NEW SUZUKI GRAND VITARA
By Stuart Johnston
Suzuki has reintroduced the Grand Vitara model to its line-up with an all-new model that in most respects is bang on target in filling the top slot in its South African cross over SUV line up. The Grand Vitara nameplate returns after an absence of a few years, and it is understood that it will essentially replace both the Vitara and the Vitara Brezza as Suzuki’s representative in the urban-SUV market.
Fans of the very well-received Brezza will be pleased to know that there are some very familiar elements to the new Grand Vitara, namely the use throughout the five-model range of the proven 1,5-litre motor known by Suzuki as K15 series. In the first four models the 77 kW K15B engine is used in the bigger car, offering 138 Nm of torque, and this is offered in either five-speed manual or four-speed automatic form in GL or GLX trim levels. The range-topping Grand Vitara Hybrid AllGrip uses the K15C motor, which is very similar except it is endowed with a mild form of hybrid technology, with a special starter motor that converts to a generator to supply energy to an additional lithium-ion battery.
This engine uses a higher compression ratio than K15B engine at 12,0:1, and Suzuki claims it lowers fuel consumption on the Grand Vitara from 6,0 litres/100 km to 5,6 litres/100 km. But as the engine is profiled for economy, maximum power is slightly down at 75,8 kW and torque also marginally down at 135,8 Nm.
This engine is only available on the top model which features all-wheel-drive and a six-speed automatic transmission. The all-wheel-drive system features an economy mode for normal tar road use where it operates in front wheel drive, but with all-wheel-drive on demand in case of slippage.
A Sport mode offers a sharper throttle response and revised grip through electronic intervention on the brakes, for optimum cornering adhesion, while in Snow (or Mud) mode the AllGrip operates in all-wheel-drive.
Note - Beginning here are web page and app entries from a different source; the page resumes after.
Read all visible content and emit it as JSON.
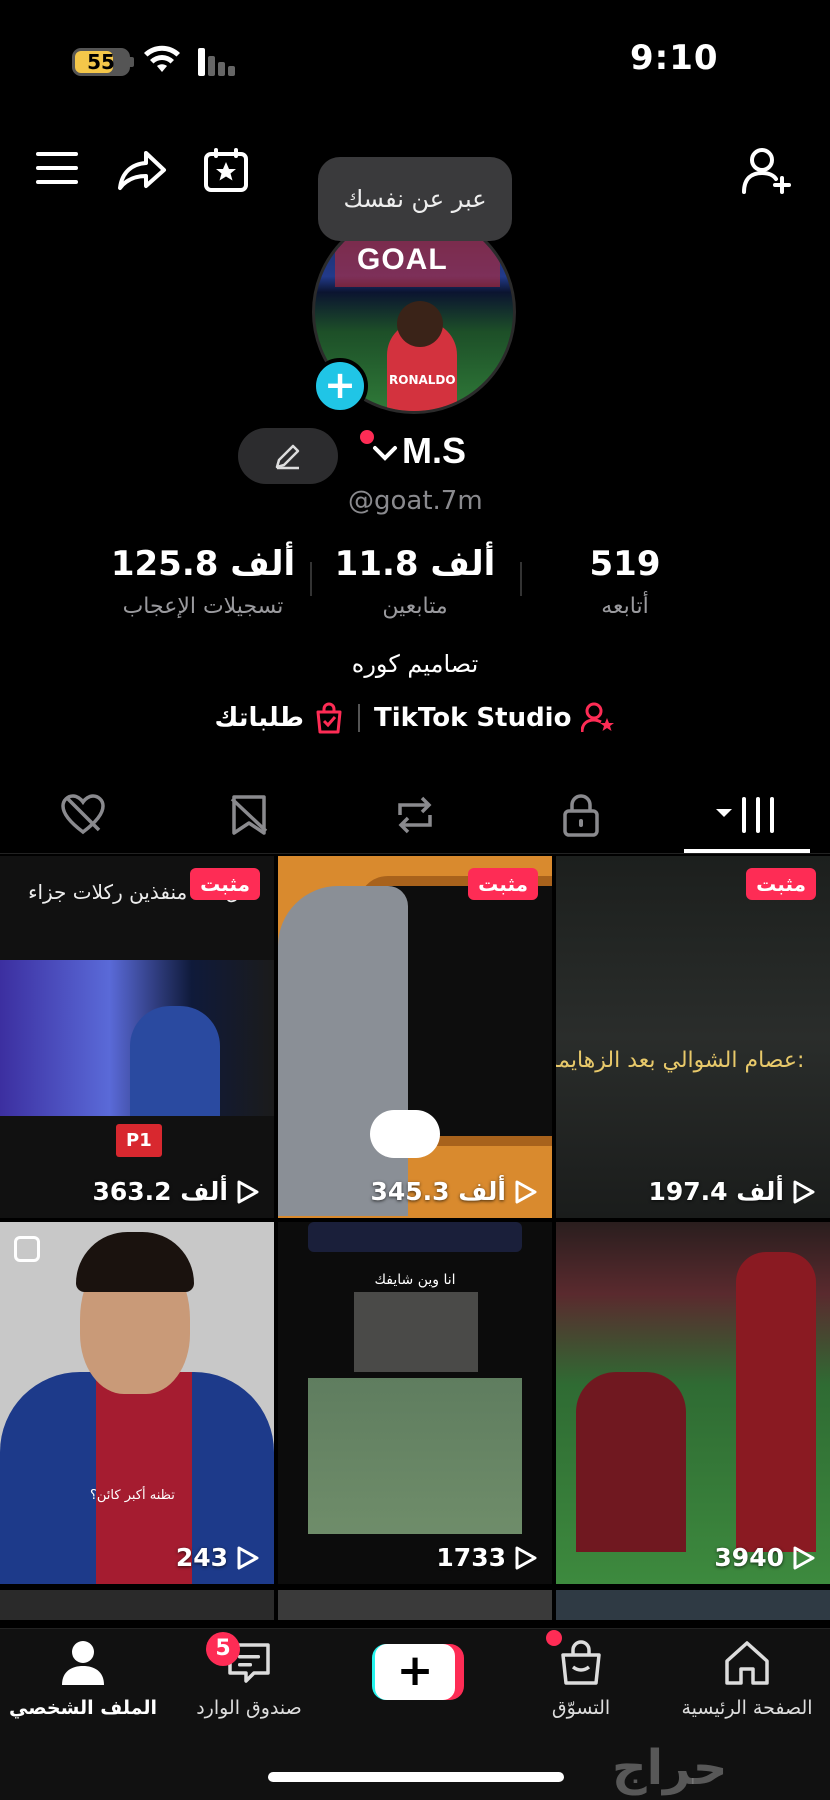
{
  "status_bar": {
    "time": "9:10",
    "battery": "55"
  },
  "tooltip": "عبر عن نفسك",
  "profile": {
    "username": "M.S",
    "handle": "@goat.7m",
    "bio": "تصاميم كوره",
    "stats": {
      "likes_value": "125.8 ألف",
      "likes_label": "تسجيلات الإعجاب",
      "followers_value": "11.8 ألف",
      "followers_label": "متابعين",
      "following_value": "519",
      "following_label": "أتابعه"
    },
    "links": {
      "studio": "TikTok Studio",
      "orders": "طلباتك"
    }
  },
  "avatar_text": {
    "goal": "GOAL",
    "shirt": "RONALDO"
  },
  "tabs": [
    "videos-grid",
    "private",
    "reposts",
    "favorites",
    "liked"
  ],
  "grid": [
    {
      "pinned_label": "مثبت",
      "views": "197.4 ألف",
      "caption": "عصام الشوالي بعد الزهايمر:"
    },
    {
      "pinned_label": "مثبت",
      "views": "345.3 ألف"
    },
    {
      "pinned_label": "مثبت",
      "views": "363.2 ألف",
      "caption": "ل 10 منفذين ركلات جزاء",
      "tag": "P1"
    },
    {
      "views": "3940"
    },
    {
      "views": "1733",
      "caption": "انا وين شايفك"
    },
    {
      "views": "243",
      "caption": "تظنه أكبر كائن؟"
    }
  ],
  "bottom_nav": {
    "home": "الصفحة الرئيسية",
    "shop": "التسوّق",
    "create": "+",
    "inbox": "صندوق الوارد",
    "inbox_badge": "5",
    "profile": "الملف الشخصي"
  },
  "watermark": "حراج",
  "colors": {
    "accent": "#fe2c55",
    "cyan": "#25f4ee",
    "plus_badge": "#20c5e6",
    "pin_badge": "#fe2c55"
  }
}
For serious off-road work there is also a central diff lock function which provides fixed 50-50 power distribution to the front- and rear axles.
The new car is built in India, and this is testimony to the excellent production standards that Suzuki is achieving for its models sourced from the subcontinent. In fact, the Grand Vitara, while being an all-Suzuki design and engineering development, is manufactured at the Toyota Kirkloskar factory in India, as part of the on-going Suzuki-Toyota model-sharing alliance. The bodywork doesn’t feel especially solid when you are opening or closing the doors, but it is extremely well put together.
So how does the Grand Vitara perform? Well, for those older fans who valued the powerful V6 versions of the previous Grand Vitara, it would be prudent to point out that with between 75 and 77 kW of naturally aspirated power, this latest Grand Vitara is by no stretch of the imagination a performance vehicle.
Owners will delight in the very attractive appearance with mildly squared-off flared wheel arches, slant-eyed LED lighting clusters and a distinctive clamshell bonnet fronted by a trapezoidal diamond mesh grille. An array of funky colours are on offer and our primary test car on the launch had a dual-tone option of Arctic White with a black roof that looked really modern and classy.
The neatly styled and trimmed cabin offers plenty of leg- and headroom for five adults, although I feel the boot is only modestly sized at 310 litres. A full-sized spare is offered, which is sensible for South African conditions.
As it stands, arguably the most impressive aspect of the all-new Suzuki Grand Vitara line-up could well be its pricing, with prices starting at R339 000.